(Ted)>> Yeah some of this stuff is really piled up. You have to dig for whatever you're looking for, but there's some general organization to it.

(Tommy)>> You have any idea how many cars you guys actually have?

(Ted)>> Somewhere between 2,000 and 3,000. I'm not really sure how many there are. I've never really gone through and counted them. It's probably something I need to do but haven't done. That'll be your project this afternoon, you can count them.

(Tommy)>> We'll let Joel. He's the new guy.

(Ted)>> Let Joel do that.

(Tommy)>> You should get him to organize all these headlight bezels.

(Ted)>> That's probably a good idea.

(Tommy)>> I never knew you had that much old inventory off.

(Ted)>> Oh yeah, there's a lot of stuff off. That's used parts in there. This building here's got mostly new parts in it.

(Joel)>> Holy smokes Ted!

(Tommy)>> Now Ted I know you've got quite an inventory of reproduction, but you know the holy grail is on this side of the wall. NOS stuff, that's a bunch of stuff.

(Ted)>> And it doesn't grow like it used to. That stuff used to come on a pretty regular basis, but those days are dwindling.

(Tommy)>> How do you cultivate that stuff, or find it?

(Ted)>> Used to you could go to dealerships and find it, but you hardly ever do that anymore, and some of it's collections that other people are breaking down. Some of it we buy at swap meets. Matter of fact there's stuff over here in the floor that just came in from a meet up in Indianapolis. Some of this exhaust stuff here in the floor is new-old stock and some of it's reproduction.

(Tommy)>> Now with the old parts you keep them around also to help the guys that have the survivor cars, right?

(Ted)>> Yeah cause if you're working with a survivor car you don't want to put a new exhaust system on the car per se because you can tell that it's new. If you've got new-old stock parts that have been sitting around for 45 or 50 years, or nice take offs that came off cars back in the day that works out real well too.

(Tommy)>> Now with that Mopar stuff that you're saying the holy grail, what do you have that's close by that is purely Mopar that's aged but it's still brand new?
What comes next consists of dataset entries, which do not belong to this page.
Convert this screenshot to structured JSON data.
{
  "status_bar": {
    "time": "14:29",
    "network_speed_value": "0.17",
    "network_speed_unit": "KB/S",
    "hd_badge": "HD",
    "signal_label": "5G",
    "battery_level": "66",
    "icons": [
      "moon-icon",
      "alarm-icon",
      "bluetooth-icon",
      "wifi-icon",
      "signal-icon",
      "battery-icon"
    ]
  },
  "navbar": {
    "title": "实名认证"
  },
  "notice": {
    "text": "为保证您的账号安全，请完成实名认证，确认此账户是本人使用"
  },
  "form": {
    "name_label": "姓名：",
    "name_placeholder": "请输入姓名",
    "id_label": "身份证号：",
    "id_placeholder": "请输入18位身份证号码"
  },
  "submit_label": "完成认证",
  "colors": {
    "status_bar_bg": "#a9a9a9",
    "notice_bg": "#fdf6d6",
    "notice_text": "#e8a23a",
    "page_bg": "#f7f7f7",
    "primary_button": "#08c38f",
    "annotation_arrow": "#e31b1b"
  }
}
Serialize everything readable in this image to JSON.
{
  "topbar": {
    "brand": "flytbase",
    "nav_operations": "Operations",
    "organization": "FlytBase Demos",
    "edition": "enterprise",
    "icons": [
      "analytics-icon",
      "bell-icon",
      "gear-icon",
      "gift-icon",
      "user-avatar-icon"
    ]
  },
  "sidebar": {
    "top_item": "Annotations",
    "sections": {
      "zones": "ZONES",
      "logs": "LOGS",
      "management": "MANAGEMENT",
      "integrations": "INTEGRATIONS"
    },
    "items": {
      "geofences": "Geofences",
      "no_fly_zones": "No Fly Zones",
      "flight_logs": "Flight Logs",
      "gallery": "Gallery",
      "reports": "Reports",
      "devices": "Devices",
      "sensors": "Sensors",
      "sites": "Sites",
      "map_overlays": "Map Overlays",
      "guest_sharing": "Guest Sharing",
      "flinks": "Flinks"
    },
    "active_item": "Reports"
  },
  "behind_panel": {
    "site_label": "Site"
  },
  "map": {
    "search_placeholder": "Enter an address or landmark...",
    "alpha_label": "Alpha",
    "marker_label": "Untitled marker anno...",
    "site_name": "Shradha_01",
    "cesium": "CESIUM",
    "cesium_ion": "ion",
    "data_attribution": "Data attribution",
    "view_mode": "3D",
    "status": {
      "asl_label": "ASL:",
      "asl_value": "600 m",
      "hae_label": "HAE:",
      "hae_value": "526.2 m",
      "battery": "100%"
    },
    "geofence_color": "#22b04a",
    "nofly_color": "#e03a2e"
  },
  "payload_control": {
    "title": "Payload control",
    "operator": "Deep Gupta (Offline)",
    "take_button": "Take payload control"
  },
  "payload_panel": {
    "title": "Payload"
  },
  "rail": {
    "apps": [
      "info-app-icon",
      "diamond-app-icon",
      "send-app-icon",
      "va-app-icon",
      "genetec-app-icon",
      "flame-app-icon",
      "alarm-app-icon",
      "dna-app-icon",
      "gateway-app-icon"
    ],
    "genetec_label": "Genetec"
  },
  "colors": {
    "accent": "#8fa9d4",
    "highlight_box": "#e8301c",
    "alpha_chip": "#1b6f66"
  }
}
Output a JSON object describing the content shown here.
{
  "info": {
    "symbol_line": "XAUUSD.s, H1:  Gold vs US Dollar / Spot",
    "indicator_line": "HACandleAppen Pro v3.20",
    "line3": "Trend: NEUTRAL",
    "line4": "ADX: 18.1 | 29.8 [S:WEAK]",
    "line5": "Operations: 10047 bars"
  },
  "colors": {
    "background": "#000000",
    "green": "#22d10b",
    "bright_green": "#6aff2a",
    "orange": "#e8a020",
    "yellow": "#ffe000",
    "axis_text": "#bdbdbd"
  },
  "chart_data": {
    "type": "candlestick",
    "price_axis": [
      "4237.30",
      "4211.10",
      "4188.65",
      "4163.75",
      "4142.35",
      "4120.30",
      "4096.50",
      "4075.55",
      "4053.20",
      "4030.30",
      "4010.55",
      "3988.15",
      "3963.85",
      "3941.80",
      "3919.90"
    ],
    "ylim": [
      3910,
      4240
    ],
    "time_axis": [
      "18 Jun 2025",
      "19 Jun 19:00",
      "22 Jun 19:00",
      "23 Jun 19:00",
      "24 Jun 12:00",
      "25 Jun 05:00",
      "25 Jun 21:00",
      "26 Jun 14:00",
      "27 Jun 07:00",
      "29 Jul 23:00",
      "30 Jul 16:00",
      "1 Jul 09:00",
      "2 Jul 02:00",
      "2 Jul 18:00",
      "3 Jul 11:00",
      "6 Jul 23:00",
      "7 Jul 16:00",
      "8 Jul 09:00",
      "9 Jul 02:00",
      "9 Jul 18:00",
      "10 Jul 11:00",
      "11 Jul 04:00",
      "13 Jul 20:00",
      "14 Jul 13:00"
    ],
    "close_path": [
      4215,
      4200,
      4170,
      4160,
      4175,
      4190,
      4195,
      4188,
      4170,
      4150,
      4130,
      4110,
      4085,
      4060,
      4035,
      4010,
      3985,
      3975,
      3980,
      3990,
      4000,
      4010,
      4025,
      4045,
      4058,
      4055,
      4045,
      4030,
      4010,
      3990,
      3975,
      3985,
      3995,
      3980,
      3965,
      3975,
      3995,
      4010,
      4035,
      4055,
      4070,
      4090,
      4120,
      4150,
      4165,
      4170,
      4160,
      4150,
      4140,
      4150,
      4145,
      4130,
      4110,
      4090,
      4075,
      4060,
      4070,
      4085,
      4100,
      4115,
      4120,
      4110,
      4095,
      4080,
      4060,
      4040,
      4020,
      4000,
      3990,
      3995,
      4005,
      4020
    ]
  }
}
(Ted)>> This is a grille here.

(Tommy)>> I want to help the man but I'm scared if I drop it.

(Ted)>> If you drop this you'll have to pay for it. [ Music ] There you go! I think we have the original box for this somewhere. Now there is a reproduction available on this now, but if you've got that '71 Hemi Cuda convertible you've got to have this.

(Tommy)>> I guess we need to grab that bucket of parts and get back at it.

(Ted)>> Let's put this back in the box.

(Tommy)>> We can take it back to the shop and hang it up.

(Ted)>> You could do that too, I guess.

(Tommy)>> Now it's no lie that in today's times whenever it comes to restoring an automobile that a person may have to get a bit creative or even compromise. Now we've hit a little snag with our '69 B-body. As you can imagine the front door panels are a lot more popular than the rear. That's why we were able to find these in black, but up front we're actually gonna transform these from bright white to black. First step to a task like this is you have to get things clean. We're using Scott Heavy Duty Shop Towels to aid in this process. They're resistant to solvents and can be used both wet or dry. We're going to have to do a few rounds of cleaning here, and having these disposable rags is handy. Not only for the job at hand but also cleaning up after the work is done. Well, we had the problem that there weren't any black panels available. Solution, paint some white panels black. Now for those of you who were wondering why I painted these black panels black again, well I wanted the sheens to match. I didn't want eggshell in the back and semi-gloss up front. We're far more sophisticated than that. We are well on our way with the interior on Road Burner, and one thing's for sure. It feels good to see the fruits of your labor. A few of the things we've done today may seem a little bit out of order but that's okay. Whenever you're waiting on parts there's still plenty of work to do, and there's no reason to just sit around. Plus, this just puts you further down the road and closer to your end goal. Now all I have to say to you guys is look at the big picture, and from where I'm sitting looks pretty sweet.
Show Full Transcript